Right-wing money starts pouring in for Rebecca Bradley’s Supreme Court bid

Todd Richmond, AP writer

Outside groups have started pumping money into Wisconsin’s Supreme Court race.

The conservative Wisconsin Alliance for Reform has spent at least $234,660 on a statewide ad buy supporting Justice Rebecca Bradley, according to research released by Justice at Stake and the Brennan Center for Justice.

Wisconsin Alliance for Reform released a 30-second issue ad this week touting Bradley’s merits. A supporter and donor of Gov. Scott Walker, Bradley is a former president of the Milwaukee chapter of the Federalist Society, a far-right libertarian lawyers group. She’s also belonged to the Thomas Moore Society, a conservative Catholic legal group, and the Republican National Lawyers Association.

She began her legal career protecting corporations from liability lawsuits and doctors from malpractice suits.

Groups don’t need to report spending on such ads to the state. Justice at Stake and the Brennan Center for Justice compiled a spending estimate using files television broadcasters have uploaded to the Federal Communications Commission.

The researchers didn’t find any groups spending on behalf of Bradley’s opponents, Milwaukee County Circuit Judge Joe Donald and 4th District Court of Appeals Judge JoAnne Kloppenburg. They also didn’t have an estimate of how much Wisconsin Alliance for Reform may have spent on cable buys; the FCC doesn’t track political ads on cable systems.

Justice at Stake is a national nonpartisan group that focuses on keeping courts impartial. The Brennan Center for Justice is a nonpartisan institute in the New York University School of Law.

Liberal group One Wisconsin Now said its research shows Wisconsin Alliance for Reform has spent closer to $400,000 on ads. One Wisconsin Now Deputy Director Mike Browne said the group queried every Wisconsin television station and cable system. He said the group didn’t search for groups supporting Bradley’s opponents.

Outside groups have spent millions trying to influence the last three Supreme Court races, according to estimates from government watchdog group Wisconsin Democracy Campaign. They spent $4.5 million ahead of the 2011 election between incumbent Justice David Prosser and Kloppenburg; $1.2 million in the 2013 race between incumbent Justice Pat Roggensack and challenger Ed Fallone; and $169,000 in last year’s race between incumbent Justice Ann Walsh Bradley and challenger James Daley. That race was far quieter and drew far less attention than the two previous contests, however.

Bradley, Donald and Kloppenburg have a Feb. 16 primary, with the top two advancing to the April 5 general election. Wisconsin Supreme Court races are officially nonpartisan, although Bradley has ties to Republican Gov. Scott Walker, who appointed her as a Milwaukee County judge and an appellate judge before tapping the inexperienced justice to replace Justice Patrick Crooks after he died suddenly in his chambers last September.
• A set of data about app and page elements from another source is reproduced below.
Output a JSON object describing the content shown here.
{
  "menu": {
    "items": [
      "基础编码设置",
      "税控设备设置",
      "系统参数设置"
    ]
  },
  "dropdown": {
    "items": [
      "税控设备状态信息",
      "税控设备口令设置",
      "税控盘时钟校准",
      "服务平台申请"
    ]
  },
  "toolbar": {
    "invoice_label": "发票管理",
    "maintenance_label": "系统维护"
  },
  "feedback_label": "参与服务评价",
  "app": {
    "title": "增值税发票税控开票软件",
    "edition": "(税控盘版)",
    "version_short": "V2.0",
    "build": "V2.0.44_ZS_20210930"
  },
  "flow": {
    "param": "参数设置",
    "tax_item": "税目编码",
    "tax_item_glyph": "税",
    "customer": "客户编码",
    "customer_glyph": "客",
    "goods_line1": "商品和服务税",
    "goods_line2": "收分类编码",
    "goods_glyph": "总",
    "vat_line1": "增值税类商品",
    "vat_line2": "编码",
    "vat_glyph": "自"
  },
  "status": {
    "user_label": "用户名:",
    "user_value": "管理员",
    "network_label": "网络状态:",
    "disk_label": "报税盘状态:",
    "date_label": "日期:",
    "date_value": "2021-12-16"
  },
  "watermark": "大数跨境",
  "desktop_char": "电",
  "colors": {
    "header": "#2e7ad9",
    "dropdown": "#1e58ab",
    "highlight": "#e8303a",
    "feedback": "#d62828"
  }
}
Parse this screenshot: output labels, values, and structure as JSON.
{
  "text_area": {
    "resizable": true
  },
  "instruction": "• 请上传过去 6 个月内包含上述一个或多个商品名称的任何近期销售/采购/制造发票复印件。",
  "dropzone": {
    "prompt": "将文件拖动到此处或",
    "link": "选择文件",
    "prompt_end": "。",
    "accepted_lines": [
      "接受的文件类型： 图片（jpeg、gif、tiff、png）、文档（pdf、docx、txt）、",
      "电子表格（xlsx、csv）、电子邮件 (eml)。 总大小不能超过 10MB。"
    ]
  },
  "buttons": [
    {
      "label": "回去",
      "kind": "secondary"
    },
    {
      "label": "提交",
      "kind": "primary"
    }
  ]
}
Justice at Stake spokeswoman Laurie Kinney said outside spending in state Supreme Court races raises questions about justices’ impartiality and whether they feel beholden to groups that support them.

“If you have a justice who arrives on the bench courtesy of millions of dollars of spending by an outside interest group, what is the effect going to be on that person’s professional performance?” Kinney said. “It’s deleterious to the administration of justice.”

Wisconsin Alliance for Reform describes itself on its website as a “coalition of concerned citizens and community leaders committed to creating greater economic opportunities for Wisconsin families.” Asked why the group had chosen to back Bradley, spokesman Chris Martin said by email that she embodies the leadership and courage the group expects from justices.

That raises the question of where Bradley has demonstrated courage and leadership. Walker appointed Bradley, who has only about four years of experience on the bench, to every judicial position that she’s held in her career, which dates back only four years.

Despite her glaring lack of expeience, Bradley was so certain he would appoint her to the high court that she registered a website as a Supreme Court justice before the applications were even due. To most people, that suggests a crony-style inside track on the job rather than anything resembling leadership and courage. 

“The Bradley campaign and the Republican Party are essentially one and the same,” said a statement from Milwaukee County Circuit Court Judge Joe Donald’s campaign manager, Andy Suchorski, at the time of her appointment.

More outside spending looks to be on the way. Scott Manley, a lobbyist for Wisconsin Manufacturers and Commerce, the state’s largest business group and a staunch Republican ally, told the Wisconsin State Journal last month that the group plans to get involved in the race. The group spent nearly $2 million on ads supporting the conservative-leaning Prosser and Roggensack, according to Wisconsin Democracy Campaign. The group spent nothing to help Daley.

Manley didn’t immediately return a telephone message The Associated Press left at his office. In September Wisconsin Manufacturers and Commerce Vice President Jim Pugh called Bradley “the leading conservative for the high court,” suggesting the group’s spending this time will go to support her.